Depending on the situation there could be no communication whatsoever to get in touch with your family, or even get updated about the situation itself. If the grid is down that would mean no cell phones, no television and no radio with the exception of backup power and batteries. This is why communicating now is so important, everyone needs to understand that they will be on an island and need to find their own way of getting back together with the group.
In the early stages of a disaster there could still be some AM radio stations working, text messages might still be an option, because even if the cell towers are still working it could be impossible to make a phone call. This is also the reason I just got my ham radio technician’s license, because there is a possibility I could communicate with others about what is going on around me.
My family knows that if something terrible were to happen I might be the best source of information, not just because of ham radio, because I will be checking every possible option I have in a disaster situation and my kids probably don’t even know what AM radio is.

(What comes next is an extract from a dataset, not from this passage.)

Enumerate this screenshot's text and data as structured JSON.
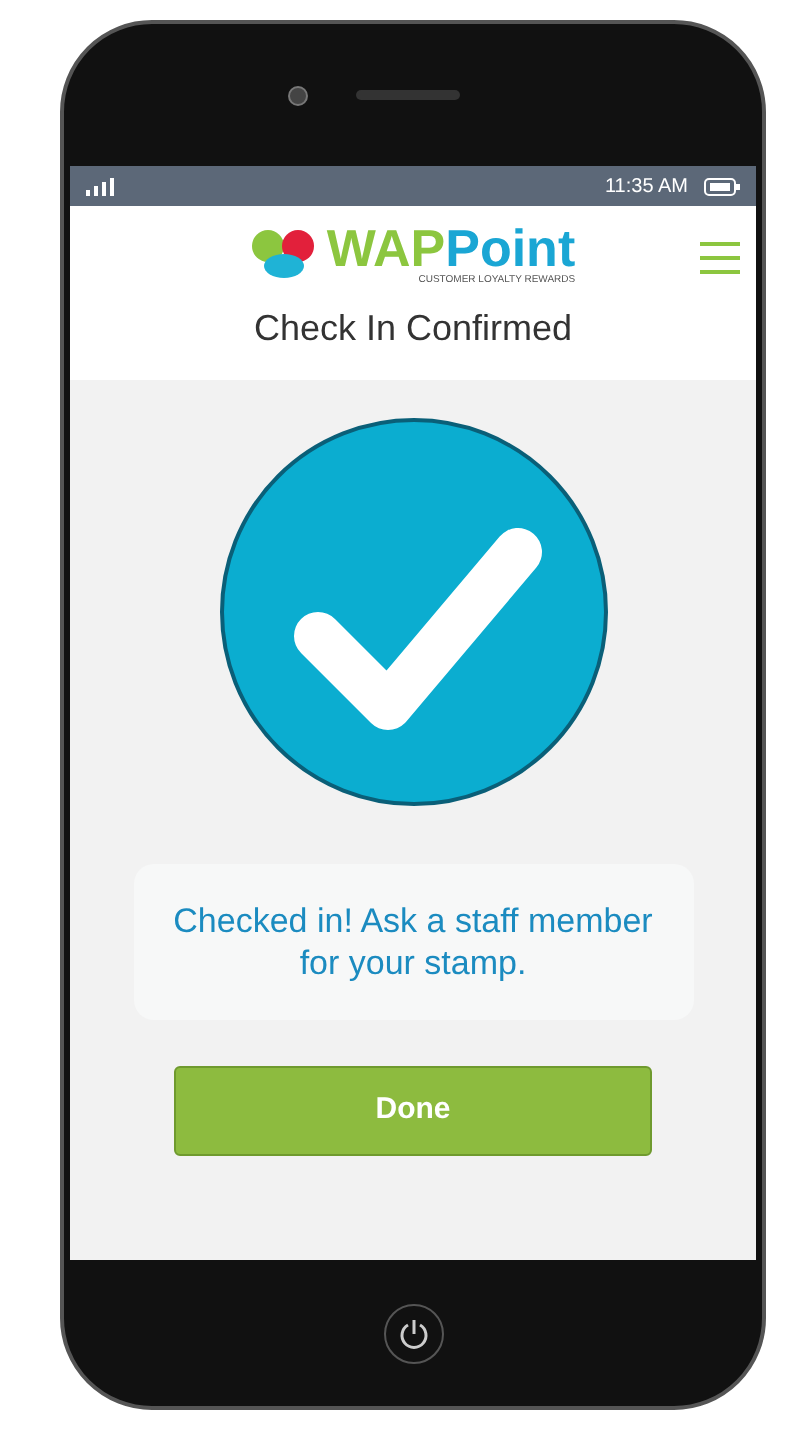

When it comes to ham radio, I still need to make some more local connections and continue to learn more about ham radio. I will also continue working on getting better equipment that will allow me a further reach and a solar charging option.
Making sure that everyone knows the basics like not wasting the battery life on your phone trying to make calls because texting takes far less power and is more likely to get through, the importance of finite resources like food, water, fuel and time and knowing that they will be responsible for their own safety if the family is separated and there is no form of communication.
“It does not do to leave a live dragon out of your calculations, if you live near him.”
― J.R.R. Tolkien, The Hobbit